"Unquestionably evidence of other crimes and degrading practices unrelated to any issue on the trial is inadmissible. Proof of bad character has never been allowed as a step in the proof of guilt on a particular charge. But it is well settled that where such proof is relevant to an issue in the case it is admissible although it also tends to show immoral conduct or the commission of other crimes. 'If the evidence of another crime is necessary or pertinent to the proof of the one charged, the law will not thwart justice by excluding that evidence, simply because it involves commission of another crime.' (People v. Sanders, 114 Cal. 216, 230 [46 P. 153].) The reasons for the approved doctrine and the many cases in support thereof are fully set forth in People v. Peete, 28 Cal. [113 Cal. App. 2d 127] 2d 306, at page 314 et seq. [169 P.2d 924]. (See, also, People v. McMonigle, 29 Cal. 2d 730, 742 [177 P.2d 745].)"

[2] In the instant case the evidence shows that the defendant married the mother of the prosecutrix when she and her sister were of the ages of 3 and 7 years; that the prosecutrix was the younger of the two girls; that they slept in the same room but in separate beds in their home in Porterville; that when Artie arrived at the age of 14 years, defendant got in bed with her on several occasions, which were witnessed by the prosecutrix. When the prosecutrix arrived at the age of 14, defendant engaged in the same course of conduct toward her. We conclude that under the circumstances shown, the conduct of the defendant with the sister of the prosecutrix, witnessed by her, is relevant to the issues in the case, under the exception to the general rule, and was properly admitted.

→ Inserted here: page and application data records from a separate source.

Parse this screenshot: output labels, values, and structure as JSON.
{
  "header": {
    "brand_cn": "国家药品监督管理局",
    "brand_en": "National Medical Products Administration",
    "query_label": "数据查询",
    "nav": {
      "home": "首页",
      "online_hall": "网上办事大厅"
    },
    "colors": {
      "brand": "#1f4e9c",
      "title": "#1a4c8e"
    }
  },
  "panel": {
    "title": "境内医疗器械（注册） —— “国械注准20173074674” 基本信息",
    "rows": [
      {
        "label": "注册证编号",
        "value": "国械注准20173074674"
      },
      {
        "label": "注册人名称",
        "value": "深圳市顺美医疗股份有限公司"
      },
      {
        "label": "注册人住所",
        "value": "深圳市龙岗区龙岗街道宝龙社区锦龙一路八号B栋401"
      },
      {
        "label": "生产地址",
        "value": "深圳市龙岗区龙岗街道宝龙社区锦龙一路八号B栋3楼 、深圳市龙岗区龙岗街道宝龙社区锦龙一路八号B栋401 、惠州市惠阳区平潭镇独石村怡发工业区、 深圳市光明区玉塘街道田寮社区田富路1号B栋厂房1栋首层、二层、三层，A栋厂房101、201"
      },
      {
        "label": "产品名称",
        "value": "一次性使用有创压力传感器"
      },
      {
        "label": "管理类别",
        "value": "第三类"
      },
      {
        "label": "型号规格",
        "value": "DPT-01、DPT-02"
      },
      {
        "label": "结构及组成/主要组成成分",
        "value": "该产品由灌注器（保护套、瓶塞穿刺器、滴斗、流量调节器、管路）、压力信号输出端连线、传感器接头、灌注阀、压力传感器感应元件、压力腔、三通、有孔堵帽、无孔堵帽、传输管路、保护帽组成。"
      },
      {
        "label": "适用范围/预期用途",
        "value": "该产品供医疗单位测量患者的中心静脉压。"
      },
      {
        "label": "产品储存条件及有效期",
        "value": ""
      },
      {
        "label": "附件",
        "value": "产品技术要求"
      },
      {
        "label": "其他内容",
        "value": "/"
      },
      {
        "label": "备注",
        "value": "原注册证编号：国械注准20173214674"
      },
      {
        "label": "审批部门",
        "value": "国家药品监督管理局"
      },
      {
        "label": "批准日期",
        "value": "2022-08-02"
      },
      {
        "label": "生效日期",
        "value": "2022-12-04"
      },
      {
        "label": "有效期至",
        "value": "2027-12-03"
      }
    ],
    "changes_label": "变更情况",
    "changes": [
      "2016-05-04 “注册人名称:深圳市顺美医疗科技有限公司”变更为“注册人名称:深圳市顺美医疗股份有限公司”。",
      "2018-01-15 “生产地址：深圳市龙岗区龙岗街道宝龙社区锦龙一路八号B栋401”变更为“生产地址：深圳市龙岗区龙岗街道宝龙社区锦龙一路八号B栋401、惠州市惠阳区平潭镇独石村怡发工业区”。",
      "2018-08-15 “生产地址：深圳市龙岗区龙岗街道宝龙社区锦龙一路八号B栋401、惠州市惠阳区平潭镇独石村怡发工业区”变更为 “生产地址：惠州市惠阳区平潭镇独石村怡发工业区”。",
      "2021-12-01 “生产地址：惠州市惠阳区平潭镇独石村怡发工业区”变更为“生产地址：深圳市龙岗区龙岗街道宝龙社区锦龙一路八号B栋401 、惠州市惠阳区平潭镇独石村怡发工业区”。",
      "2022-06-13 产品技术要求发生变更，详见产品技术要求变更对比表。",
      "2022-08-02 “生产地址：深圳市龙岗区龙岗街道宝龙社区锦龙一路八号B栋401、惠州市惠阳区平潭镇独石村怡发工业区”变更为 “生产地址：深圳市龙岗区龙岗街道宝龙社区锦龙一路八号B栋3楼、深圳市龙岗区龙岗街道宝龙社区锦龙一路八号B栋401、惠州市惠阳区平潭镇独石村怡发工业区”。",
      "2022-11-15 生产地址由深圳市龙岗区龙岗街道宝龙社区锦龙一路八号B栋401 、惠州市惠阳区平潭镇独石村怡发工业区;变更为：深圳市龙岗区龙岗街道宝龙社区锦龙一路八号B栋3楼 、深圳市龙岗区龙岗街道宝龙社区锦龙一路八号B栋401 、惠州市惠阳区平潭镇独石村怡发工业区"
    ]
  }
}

[3] The alleged misconduct of the district attorney consists of questions asked by him on cross-examination of Mrs. Evans, mother of the prosecutrix, and the defendant. Mrs. Evans was asked the following question:

"Q. Mrs. Evans, the only reason you are testifying in behalf of your husband is because you feel guilty about this yourself, isn't it?"

The court sustained an objection to this question and it was not answered by the witness. The following questions were then asked:

"Q. Well, do you remember telling me, Mrs. Evans, that you did believe what your daughter was saying?" and

"Q. Did you tell me that he (defendant) had promised to deed you over the property if you stuck beside him?"

Objections to these questions were overruled. The witness answered the first question in the affirmative and denied having made the statement attributed to her in the second question. Apparently the questions were asked in good faith for the purpose of impeachment and to show bias. [4] Questions which have a tendency to show bias of a witness are not only competent, but great latitude in cross-examination should be allowed in developing its existence. (People v. Pantages, 212 Cal. 237, 255 [297 P. 890].) [5] The defendant was asked the following question on cross-examination:

"Q. How many attorneys have represented you since this matter came up?"

An objection to this question was sustained by the court and no answer to it was returned. While the question was improper, as were the questions as to whether Mrs. Evans [113 Cal. App. 2d 128] believed the statements made by others in her presence, it does not appear that a miscarriage of justice resulted or that the asking of such questions constituted reversible error.

The evidence is insufficient as a matter of law to sustain a conviction on the charges set forth in count seven of the information and the judgment as to that count is reversed. The judgment and order denying a new trial as to the remaining counts in the information are affirmed.

Griffin, Acting P. J., concurred.